• _PROMPT_: Restate, in full and unchanged, the entries that follow, but not their pictures.

═══ EXTRACTED MATERIAL ═══

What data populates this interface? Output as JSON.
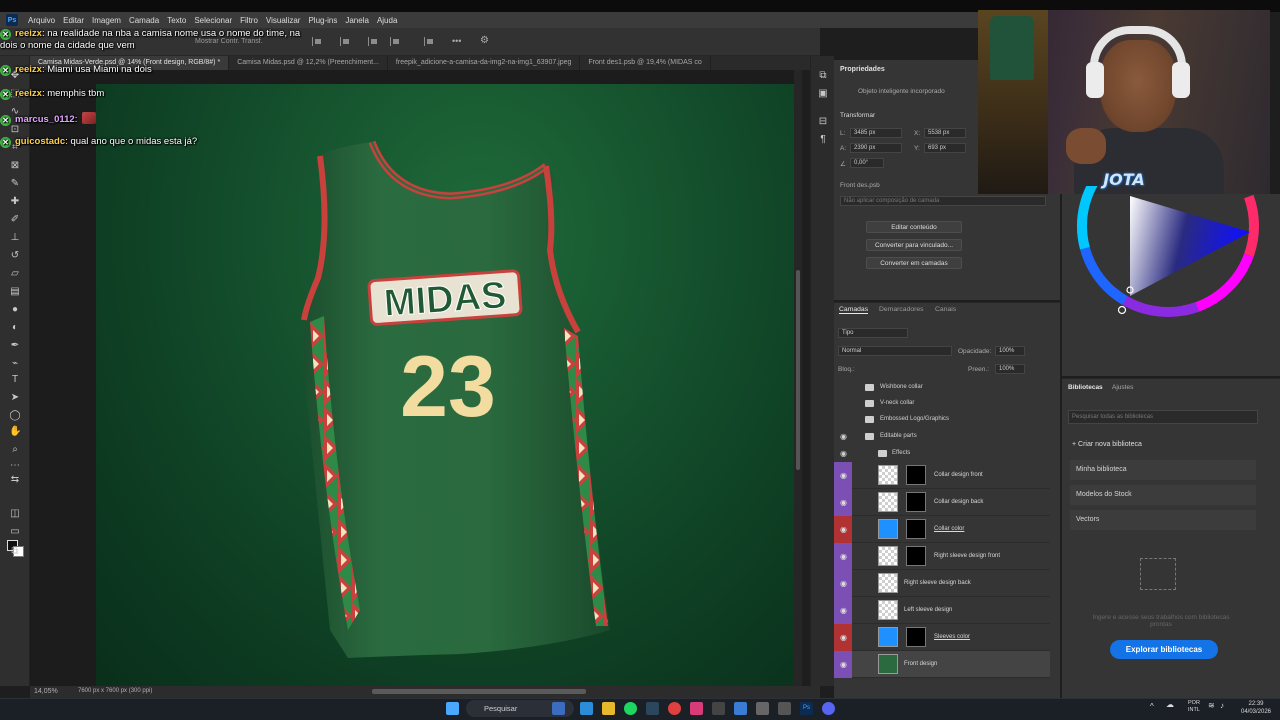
{
  "menu": {
    "app_icon": "Ps",
    "items": [
      "Arquivo",
      "Editar",
      "Imagem",
      "Camada",
      "Texto",
      "Selecionar",
      "Filtro",
      "Visualizar",
      "Plug-ins",
      "Janela",
      "Ajuda"
    ]
  },
  "options_bar": {
    "show_transform": "Mostrar Contr. Transf."
  },
  "tabs": [
    {
      "label": "Camisa Midas-Verde.psd @ 14% (Front design, RGB/8#) *",
      "active": true
    },
    {
      "label": "Camisa Midas.psd @ 12,2% (Preenchiment...",
      "active": false
    },
    {
      "label": "freepik_adicione-a-camisa-da-img2-na-img1_63907.jpeg",
      "active": false
    },
    {
      "label": "Front des1.psb @ 19,4% (MIDAS co",
      "active": false
    }
  ],
  "chat": [
    {
      "user": "reeizx",
      "user_color": "#ffd24a",
      "message": "na realidade na nba a camisa nome usa o nome do time, na dois o nome da cidade que vem"
    },
    {
      "user": "reeizx",
      "user_color": "#ffd24a",
      "message": "Miami usa Miami na dois"
    },
    {
      "user": "reeizx",
      "user_color": "#ffd24a",
      "message": "memphis tbm"
    },
    {
      "user": "marcus_0112",
      "user_color": "#e0a6ff",
      "message": ""
    },
    {
      "user": "guicostadc",
      "user_color": "#ffd24a",
      "message": "qual ano que o midas esta já?"
    }
  ],
  "jersey": {
    "text": "MIDAS",
    "number": "23",
    "body_color": "#2a6a3e",
    "trim_color": "#c8413d",
    "number_color": "#f2dca0"
  },
  "status": {
    "zoom": "14,05%",
    "doc_size": "7600 px x 7600 px (300 ppi)"
  },
  "properties": {
    "title": "Propriedades",
    "object_type": "Objeto inteligente incorporado",
    "transform_label": "Transformar",
    "w_label": "L:",
    "w_value": "3485 px",
    "h_label": "A:",
    "h_value": "2390 px",
    "x_label": "X:",
    "x_value": "5538 px",
    "y_label": "Y:",
    "y_value": "693 px",
    "angle_value": "0,00°",
    "file_name": "Front des.psb",
    "comp_placeholder": "Não aplicar composição de camada",
    "buttons": [
      "Editar conteúdo",
      "Converter para vinculado...",
      "Converter em camadas"
    ]
  },
  "layers_panel": {
    "tabs": [
      "Camadas",
      "Demarcadores",
      "Canais"
    ],
    "filter_label": "Tipo",
    "blend_mode": "Normal",
    "opacity_label": "Opacidade:",
    "opacity_value": "100%",
    "lock_label": "Bloq.:",
    "fill_label": "Preen.:",
    "fill_value": "100%",
    "groups": [
      "Wishbone collar",
      "V-neck collar",
      "Embossed Logo/Graphics",
      "Editable parts",
      "Effects"
    ],
    "layers": [
      {
        "name": "Collar design front",
        "color": "#7b4fb3"
      },
      {
        "name": "Collar design back",
        "color": "#7b4fb3"
      },
      {
        "name": "Collar color",
        "color": "#b03232"
      },
      {
        "name": "Right sleeve design front",
        "color": "#7b4fb3"
      },
      {
        "name": "Right sleeve design back",
        "color": "#7b4fb3"
      },
      {
        "name": "Left sleeve design",
        "color": "#7b4fb3"
      },
      {
        "name": "Sleeves color",
        "color": "#b03232"
      },
      {
        "name": "Front design",
        "color": "#7b4fb3"
      }
    ]
  },
  "webcam": {
    "logo_text": "JOTA"
  },
  "libraries": {
    "tabs": [
      "Bibliotecas",
      "Ajustes"
    ],
    "search_placeholder": "Pesquisar todas as bibliotecas",
    "create_label": "Criar nova biblioteca",
    "items": [
      "Minha biblioteca",
      "Modelos do Stock",
      "Vectors"
    ],
    "empty_text": "Ingere e acesse seus trabalhos com bibliotecas prontas",
    "explore_button": "Explorar bibliotecas"
  },
  "taskbar": {
    "search_label": "Pesquisar",
    "lang": "POR\nINTL",
    "time": "22:39",
    "date": "04/03/2026"
  }
}
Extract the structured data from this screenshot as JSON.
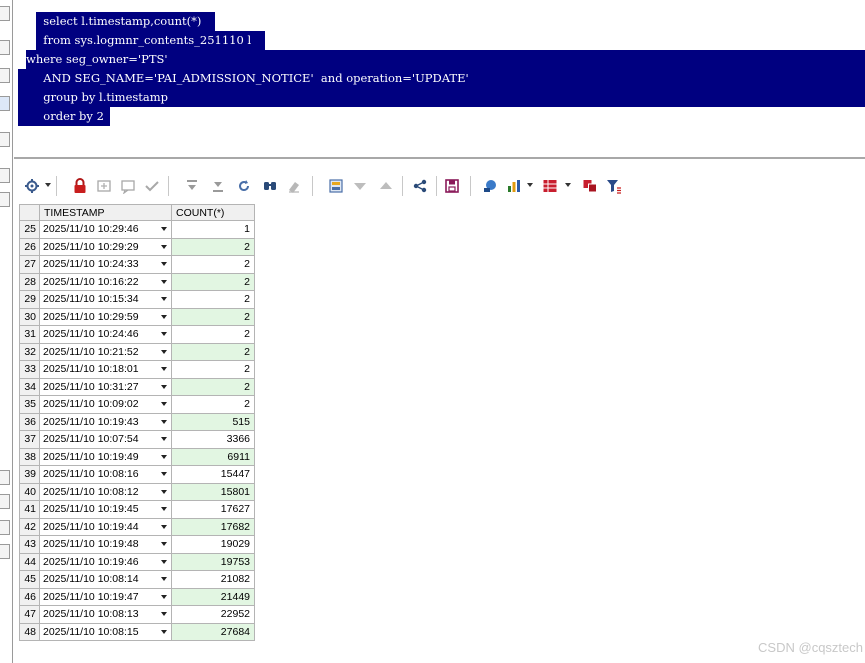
{
  "editor": {
    "sql_lines": [
      "  select l.timestamp,count(*)",
      "  from sys.logmnr_contents_251110 l",
      "where seg_owner='PTS'",
      "  AND SEG_NAME='PAI_ADMISSION_NOTICE'  and operation='UPDATE'",
      "  group by l.timestamp",
      "  order by 2"
    ],
    "selection_color": "#000080"
  },
  "toolbar": {
    "icons": [
      "settings-icon",
      "lock-icon",
      "add-record-icon",
      "comment-icon",
      "post-icon",
      "first-record-icon",
      "last-record-icon",
      "refresh-icon",
      "find-icon",
      "clear-icon",
      "query-by-example-icon",
      "sort-desc-icon",
      "sort-asc-icon",
      "link-icon",
      "save-icon",
      "export-icon",
      "chart-icon",
      "single-record-icon",
      "compare-icon",
      "filter-icon"
    ]
  },
  "grid": {
    "columns": [
      "TIMESTAMP",
      "COUNT(*)"
    ],
    "rows": [
      {
        "n": "25",
        "ts": "2025/11/10 10:29:46",
        "c": "1"
      },
      {
        "n": "26",
        "ts": "2025/11/10 10:29:29",
        "c": "2"
      },
      {
        "n": "27",
        "ts": "2025/11/10 10:24:33",
        "c": "2"
      },
      {
        "n": "28",
        "ts": "2025/11/10 10:16:22",
        "c": "2"
      },
      {
        "n": "29",
        "ts": "2025/11/10 10:15:34",
        "c": "2"
      },
      {
        "n": "30",
        "ts": "2025/11/10 10:29:59",
        "c": "2"
      },
      {
        "n": "31",
        "ts": "2025/11/10 10:24:46",
        "c": "2"
      },
      {
        "n": "32",
        "ts": "2025/11/10 10:21:52",
        "c": "2"
      },
      {
        "n": "33",
        "ts": "2025/11/10 10:18:01",
        "c": "2"
      },
      {
        "n": "34",
        "ts": "2025/11/10 10:31:27",
        "c": "2"
      },
      {
        "n": "35",
        "ts": "2025/11/10 10:09:02",
        "c": "2"
      },
      {
        "n": "36",
        "ts": "2025/11/10 10:19:43",
        "c": "515"
      },
      {
        "n": "37",
        "ts": "2025/11/10 10:07:54",
        "c": "3366"
      },
      {
        "n": "38",
        "ts": "2025/11/10 10:19:49",
        "c": "6911"
      },
      {
        "n": "39",
        "ts": "2025/11/10 10:08:16",
        "c": "15447"
      },
      {
        "n": "40",
        "ts": "2025/11/10 10:08:12",
        "c": "15801"
      },
      {
        "n": "41",
        "ts": "2025/11/10 10:19:45",
        "c": "17627"
      },
      {
        "n": "42",
        "ts": "2025/11/10 10:19:44",
        "c": "17682"
      },
      {
        "n": "43",
        "ts": "2025/11/10 10:19:48",
        "c": "19029"
      },
      {
        "n": "44",
        "ts": "2025/11/10 10:19:46",
        "c": "19753"
      },
      {
        "n": "45",
        "ts": "2025/11/10 10:08:14",
        "c": "21082"
      },
      {
        "n": "46",
        "ts": "2025/11/10 10:19:47",
        "c": "21449"
      },
      {
        "n": "47",
        "ts": "2025/11/10 10:08:13",
        "c": "22952"
      },
      {
        "n": "48",
        "ts": "2025/11/10 10:08:15",
        "c": "27684"
      }
    ]
  },
  "watermark": "CSDN @cqsztech"
}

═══

• _REPLY_:
What data populates this interface? Output as JSON.
{
  "menu": {
    "app_icon": "Ps",
    "items": [
      "Arquivo",
      "Editar",
      "Imagem",
      "Camada",
      "Texto",
      "Selecionar",
      "Filtro",
      "Visualizar",
      "Plug-ins",
      "Janela",
      "Ajuda"
    ]
  },
  "options_bar": {
    "show_transform": "Mostrar Contr. Transf."
  },
  "tabs": [
    {
      "label": "Camisa Midas-Verde.psd @ 14% (Front design, RGB/8#) *",
      "active": true
    },
    {
      "label": "Camisa Midas.psd @ 12,2% (Preenchiment...",
      "active": false
    },
    {
      "label": "freepik_adicione-a-camisa-da-img2-na-img1_63907.jpeg",
      "active": false
    },
    {
      "label": "Front des1.psb @ 19,4% (MIDAS co",
      "active": false
    }
  ],
  "chat": [
    {
      "user": "reeizx",
      "user_color": "#ffd24a",
      "message": "na realidade na nba a camisa nome usa o nome do time, na dois o nome da cidade que vem"
    },
    {
      "user": "reeizx",
      "user_color": "#ffd24a",
      "message": "Miami usa Miami na dois"
    },
    {
      "user": "reeizx",
      "user_color": "#ffd24a",
      "message": "memphis tbm"
    },
    {
      "user": "marcus_0112",
      "user_color": "#e0a6ff",
      "message": ""
    },
    {
      "user": "guicostadc",
      "user_color": "#ffd24a",
      "message": "qual ano que o midas esta já?"
    }
  ],
  "jersey": {
    "text": "MIDAS",
    "number": "23",
    "body_color": "#2a6a3e",
    "trim_color": "#c8413d",
    "number_color": "#f2dca0"
  },
  "status": {
    "zoom": "14,05%",
    "doc_size": "7600 px x 7600 px (300 ppi)"
  },
  "properties": {
    "title": "Propriedades",
    "object_type": "Objeto inteligente incorporado",
    "transform_label": "Transformar",
    "w_label": "L:",
    "w_value": "3485 px",
    "h_label": "A:",
    "h_value": "2390 px",
    "x_label": "X:",
    "x_value": "5538 px",
    "y_label": "Y:",
    "y_value": "693 px",
    "angle_value": "0,00°",
    "file_name": "Front des.psb",
    "comp_placeholder": "Não aplicar composição de camada",
    "buttons": [
      "Editar conteúdo",
      "Converter para vinculado...",
      "Converter em camadas"
    ]
  },
  "layers_panel": {
    "tabs": [
      "Camadas",
      "Demarcadores",
      "Canais"
    ],
    "filter_label": "Tipo",
    "blend_mode": "Normal",
    "opacity_label": "Opacidade:",
    "opacity_value": "100%",
    "lock_label": "Bloq.:",
    "fill_label": "Preen.:",
    "fill_value": "100%",
    "groups": [
      "Wishbone collar",
      "V-neck collar",
      "Embossed Logo/Graphics",
      "Editable parts",
      "Effects"
    ],
    "layers": [
      {
        "name": "Collar design front",
        "color": "#7b4fb3"
      },
      {
        "name": "Collar design back",
        "color": "#7b4fb3"
      },
      {
        "name": "Collar color",
        "color": "#b03232"
      },
      {
        "name": "Right sleeve design front",
        "color": "#7b4fb3"
      },
      {
        "name": "Right sleeve design back",
        "color": "#7b4fb3"
      },
      {
        "name": "Left sleeve design",
        "color": "#7b4fb3"
      },
      {
        "name": "Sleeves color",
        "color": "#b03232"
      },
      {
        "name": "Front design",
        "color": "#7b4fb3"
      }
    ]
  },
  "webcam": {
    "logo_text": "JOTA"
  },
  "libraries": {
    "tabs": [
      "Bibliotecas",
      "Ajustes"
    ],
    "search_placeholder": "Pesquisar todas as bibliotecas",
    "create_label": "Criar nova biblioteca",
    "items": [
      "Minha biblioteca",
      "Modelos do Stock",
      "Vectors"
    ],
    "empty_text": "Ingere e acesse seus trabalhos com bibliotecas prontas",
    "explore_button": "Explorar bibliotecas"
  },
  "taskbar": {
    "search_label": "Pesquisar",
    "lang": "POR\nINTL",
    "time": "22:39",
    "date": "04/03/2026"
  }
}
Extract the structured data from this screenshot as JSON.
{
  "editor": {
    "sql_lines": [
      "  select l.timestamp,count(*)",
      "  from sys.logmnr_contents_251110 l",
      "where seg_owner='PTS'",
      "  AND SEG_NAME='PAI_ADMISSION_NOTICE'  and operation='UPDATE'",
      "  group by l.timestamp",
      "  order by 2"
    ],
    "selection_color": "#000080"
  },
  "toolbar": {
    "icons": [
      "settings-icon",
      "lock-icon",
      "add-record-icon",
      "comment-icon",
      "post-icon",
      "first-record-icon",
      "last-record-icon",
      "refresh-icon",
      "find-icon",
      "clear-icon",
      "query-by-example-icon",
      "sort-desc-icon",
      "sort-asc-icon",
      "link-icon",
      "save-icon",
      "export-icon",
      "chart-icon",
      "single-record-icon",
      "compare-icon",
      "filter-icon"
    ]
  },
  "grid": {
    "columns": [
      "TIMESTAMP",
      "COUNT(*)"
    ],
    "rows": [
      {
        "n": "25",
        "ts": "2025/11/10 10:29:46",
        "c": "1"
      },
      {
        "n": "26",
        "ts": "2025/11/10 10:29:29",
        "c": "2"
      },
      {
        "n": "27",
        "ts": "2025/11/10 10:24:33",
        "c": "2"
      },
      {
        "n": "28",
        "ts": "2025/11/10 10:16:22",
        "c": "2"
      },
      {
        "n": "29",
        "ts": "2025/11/10 10:15:34",
        "c": "2"
      },
      {
        "n": "30",
        "ts": "2025/11/10 10:29:59",
        "c": "2"
      },
      {
        "n": "31",
        "ts": "2025/11/10 10:24:46",
        "c": "2"
      },
      {
        "n": "32",
        "ts": "2025/11/10 10:21:52",
        "c": "2"
      },
      {
        "n": "33",
        "ts": "2025/11/10 10:18:01",
        "c": "2"
      },
      {
        "n": "34",
        "ts": "2025/11/10 10:31:27",
        "c": "2"
      },
      {
        "n": "35",
        "ts": "2025/11/10 10:09:02",
        "c": "2"
      },
      {
        "n": "36",
        "ts": "2025/11/10 10:19:43",
        "c": "515"
      },
      {
        "n": "37",
        "ts": "2025/11/10 10:07:54",
        "c": "3366"
      },
      {
        "n": "38",
        "ts": "2025/11/10 10:19:49",
        "c": "6911"
      },
      {
        "n": "39",
        "ts": "2025/11/10 10:08:16",
        "c": "15447"
      },
      {
        "n": "40",
        "ts": "2025/11/10 10:08:12",
        "c": "15801"
      },
      {
        "n": "41",
        "ts": "2025/11/10 10:19:45",
        "c": "17627"
      },
      {
        "n": "42",
        "ts": "2025/11/10 10:19:44",
        "c": "17682"
      },
      {
        "n": "43",
        "ts": "2025/11/10 10:19:48",
        "c": "19029"
      },
      {
        "n": "44",
        "ts": "2025/11/10 10:19:46",
        "c": "19753"
      },
      {
        "n": "45",
        "ts": "2025/11/10 10:08:14",
        "c": "21082"
      },
      {
        "n": "46",
        "ts": "2025/11/10 10:19:47",
        "c": "21449"
      },
      {
        "n": "47",
        "ts": "2025/11/10 10:08:13",
        "c": "22952"
      },
      {
        "n": "48",
        "ts": "2025/11/10 10:08:15",
        "c": "27684"
      }
    ]
  },
  "watermark": "CSDN @cqsztech"
}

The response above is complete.